Work in progress update:

  • I made the circuit with existing components I have, using a DIP switch instead until I have the CD4053 (using 4 dip switches, 2 for MIDI In, pin 2 and 4, and 2 for MIDI Out, pin 2 and 4).
  • Using 6N138 … I will replace them until the H11L1 arrive.
  • Using 1N4014 … I will replace them until the 1N4148 arrive.

Best Answer

There are some errors and suboptimal choices that are common in the circuits that are blindly copied & pasted around in the Arduino community:

  • The output circuit must have a 220 Ω resistor between TXD and pin 5 of the connector.
  • The pull-up resistor between pins 6 and 8 is much too small; it wastes power and loads the supply unnecessarily. Make it at least 1 kΩ.
  • The 1N914 diode was outdated decades ago; you can replace it with a 1N4148. (The 1N4148 is backwards compatible; nowadays, what is sold as 1N914 is just a relabeled 1N4148, possibly with a higher price.)
  • The receiver's pin 2 should be connected to ground through a small capacitor (to reduce high-frequency noise).
  • The 6N138 is rather slow and a bad choice for high-speed digital signals. The PC900 from the MIDI specification is discontinued, but it was just a clone of the H11L1, which is still widely available. Alternatively, use the 6N137.

It would be a good idea to read the MIDI specification.


  1. The connector's pin 2 is the cable shield, and has nothing to do whatsoever with +5 V. You have to implement some kind of switch to connect it only when needed. (To make the job easier, you could leave it open when you are receiver.)

  2. Pins 1 and 3 are not connected to anything.

  3. Pins 4 and 5 implement the MIDI current loop, which means that you cannot simply set some voltage. You have to use SPDT switches to connect them to the correct circuit.

  4. An optocoupler cannot be used in the reverse direction.

  5. In general, if you do not have enough hardware UARTs, you have to implement them in software (with the help of timers, or plan bit banging). MIDI is rather slow (31250 baud), so software emulation actually is feasible on most microcontrollers.

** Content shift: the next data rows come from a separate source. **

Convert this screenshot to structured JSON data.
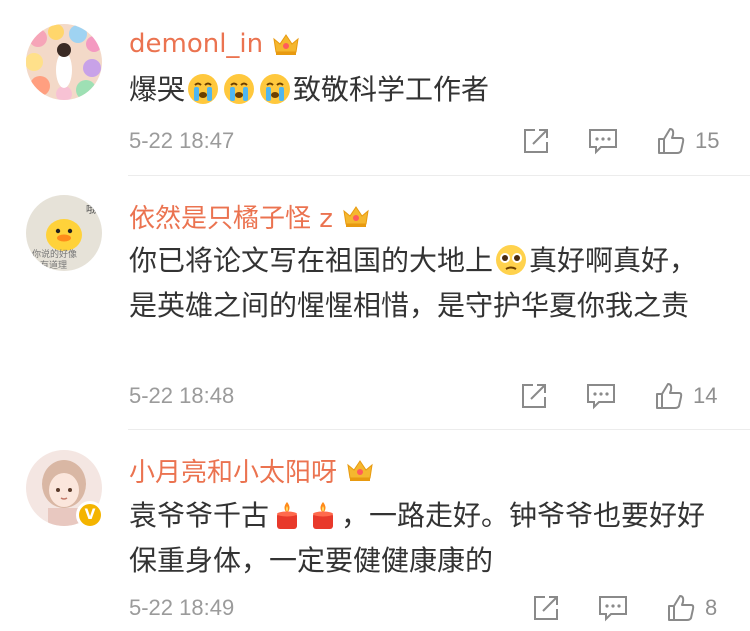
{
  "comments": [
    {
      "username": "demonl_in",
      "text_parts": [
        "爆哭",
        "致敬科学工作者"
      ],
      "time": "5-22 18:47",
      "likes": "15",
      "emoji": [
        "crying-face",
        "crying-face",
        "crying-face"
      ]
    },
    {
      "username": "依然是只橘子怪 z",
      "text_parts": [
        "你已将论文写在祖国的大地上",
        "真好啊真好，是英雄之间的惺惺相惜，是守护华夏你我之责"
      ],
      "time": "5-22 18:48",
      "likes": "14",
      "emoji": [
        "pleading-face"
      ],
      "avatar_text": [
        "哦",
        "你说的好像",
        "有道理"
      ]
    },
    {
      "username": "小月亮和小太阳呀",
      "text_parts": [
        "袁爷爷千古",
        "，一路走好。钟爷爷也要好好保重身体，一定要健健康康的"
      ],
      "time": "5-22 18:49",
      "likes": "8",
      "emoji": [
        "candle",
        "candle"
      ],
      "verified_badge": "V"
    }
  ],
  "colors": {
    "username": "#eb7350",
    "text": "#333333",
    "meta": "#9b9b9b",
    "crown": "#f5b72e",
    "badge": "#f4b400"
  },
  "icons": [
    "vip-crown-icon",
    "share-icon",
    "comment-icon",
    "like-icon"
  ]
}
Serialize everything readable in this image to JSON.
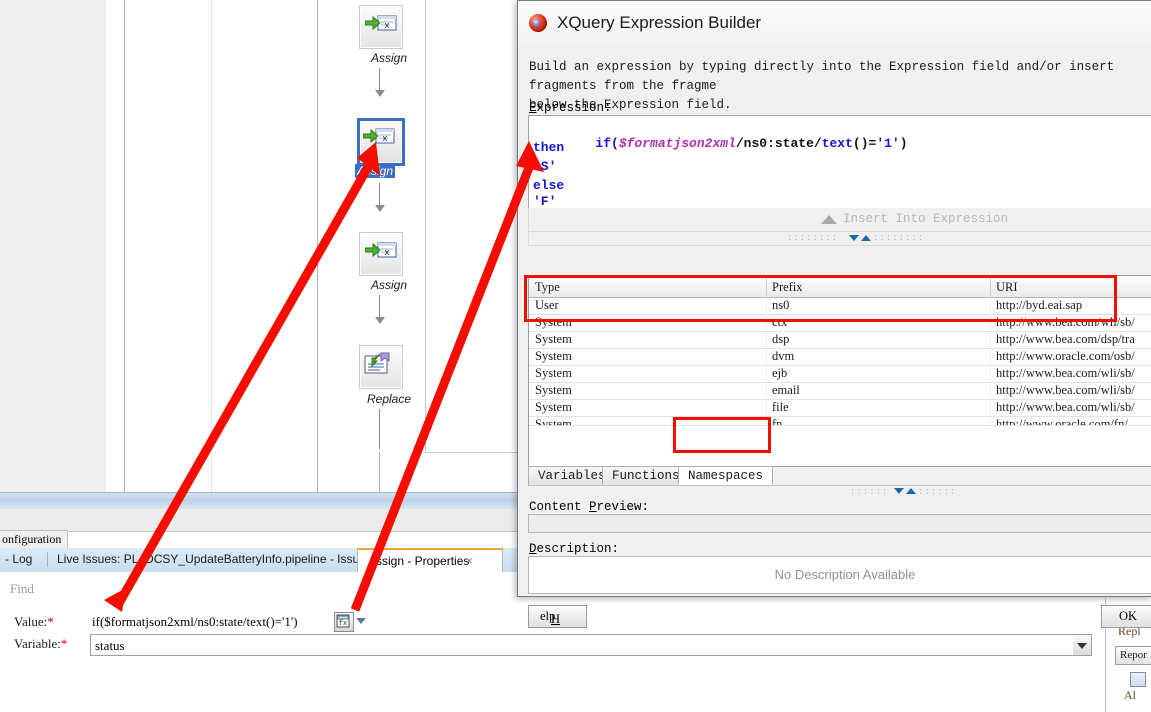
{
  "dialog": {
    "title": "XQuery Expression Builder",
    "icon": "oracle-orb-icon",
    "blurb_line1": "Build an expression by typing directly into the Expression field and/or insert fragments from the fragme",
    "blurb_line2": "below the Expression field.",
    "expression_label": "Expression:",
    "expression_lines": [
      {
        "id": "l1",
        "seg": [
          {
            "t": "if(",
            "c": "kw"
          },
          {
            "t": "$formatjson2xml",
            "c": "var"
          },
          {
            "t": "/ns0:state/",
            "c": "pth"
          },
          {
            "t": "text",
            "c": "fn"
          },
          {
            "t": "()=",
            "c": "pth"
          },
          {
            "t": "'1'",
            "c": "str"
          },
          {
            "t": ")",
            "c": "pth"
          }
        ]
      },
      {
        "id": "l2",
        "seg": [
          {
            "t": "then",
            "c": "kw"
          }
        ]
      },
      {
        "id": "l3",
        "seg": [
          {
            "t": "'S'",
            "c": "str"
          }
        ]
      },
      {
        "id": "l4",
        "seg": [
          {
            "t": "else",
            "c": "kw"
          }
        ]
      },
      {
        "id": "l5",
        "seg": [
          {
            "t": "'F'",
            "c": "str"
          }
        ]
      }
    ],
    "expression_plain": "if($formatjson2xml/ns0:state/text()='1')\nthen\n'S'\nelse\n'F'",
    "insert_button": "Insert Into Expression",
    "table": {
      "columns": [
        "Type",
        "Prefix",
        "URI"
      ],
      "rows": [
        {
          "type": "User",
          "prefix": "ns0",
          "uri": "http://byd.eai.sap"
        },
        {
          "type": "System",
          "prefix": "ctx",
          "uri": "http://www.bea.com/wli/sb/"
        },
        {
          "type": "System",
          "prefix": "dsp",
          "uri": "http://www.bea.com/dsp/tra"
        },
        {
          "type": "System",
          "prefix": "dvm",
          "uri": "http://www.oracle.com/osb/"
        },
        {
          "type": "System",
          "prefix": "ejb",
          "uri": "http://www.bea.com/wli/sb/"
        },
        {
          "type": "System",
          "prefix": "email",
          "uri": "http://www.bea.com/wli/sb/"
        },
        {
          "type": "System",
          "prefix": "file",
          "uri": "http://www.bea.com/wli/sb/"
        },
        {
          "type": "System",
          "prefix": "fn",
          "uri": "http://www.oracle.com/fn/"
        }
      ]
    },
    "tabs": [
      {
        "label": "Variables",
        "active": false
      },
      {
        "label": "Functions",
        "active": false
      },
      {
        "label": "Namespaces",
        "active": true
      }
    ],
    "content_preview_label": "Content Preview:",
    "content_preview_value": "",
    "description_label": "Description:",
    "description_value": "No Description Available",
    "help_button": "Help",
    "ok_button": "OK"
  },
  "flow": {
    "nodes": [
      {
        "label": "Assign",
        "icon": "assign-icon",
        "selected": false
      },
      {
        "label": "Assign",
        "icon": "assign-icon",
        "selected": true
      },
      {
        "label": "Assign",
        "icon": "assign-icon",
        "selected": false
      },
      {
        "label": "Replace",
        "icon": "replace-icon",
        "selected": false
      }
    ]
  },
  "ide": {
    "configuration_tab": "onfiguration",
    "log_tab": "- Log",
    "issues_tab": "Live Issues: PL_DCSY_UpdateBatteryInfo.pipeline - Issues",
    "properties_tab": "Assign - Properties",
    "properties_tab_close": "×",
    "find_placeholder": "Find"
  },
  "properties": {
    "value_label": "Value:",
    "value_required": "*",
    "value_text": "if($formatjson2xml/ns0:state/text()='1')",
    "value_icon": "expression-builder-icon",
    "variable_label": "Variable:",
    "variable_required": "*",
    "variable_value": "status"
  },
  "rail": {
    "replace_text": "Repl",
    "report_button": "Repor",
    "alert_text": "Al"
  },
  "colors": {
    "annotation": "#f50d00",
    "selection": "#3a6fc4",
    "keyword": "#1414d2",
    "variable": "#b22fb2",
    "tab_accent": "#e8a33d"
  }
}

To summarize: the only practical way of sharing a MIDI connector for input and output is to build both circuits, and use switches (e.g. CD4053, 74LV4053, or any other SPDT analog switches, but consider the switches' resistance) to activate only one of them.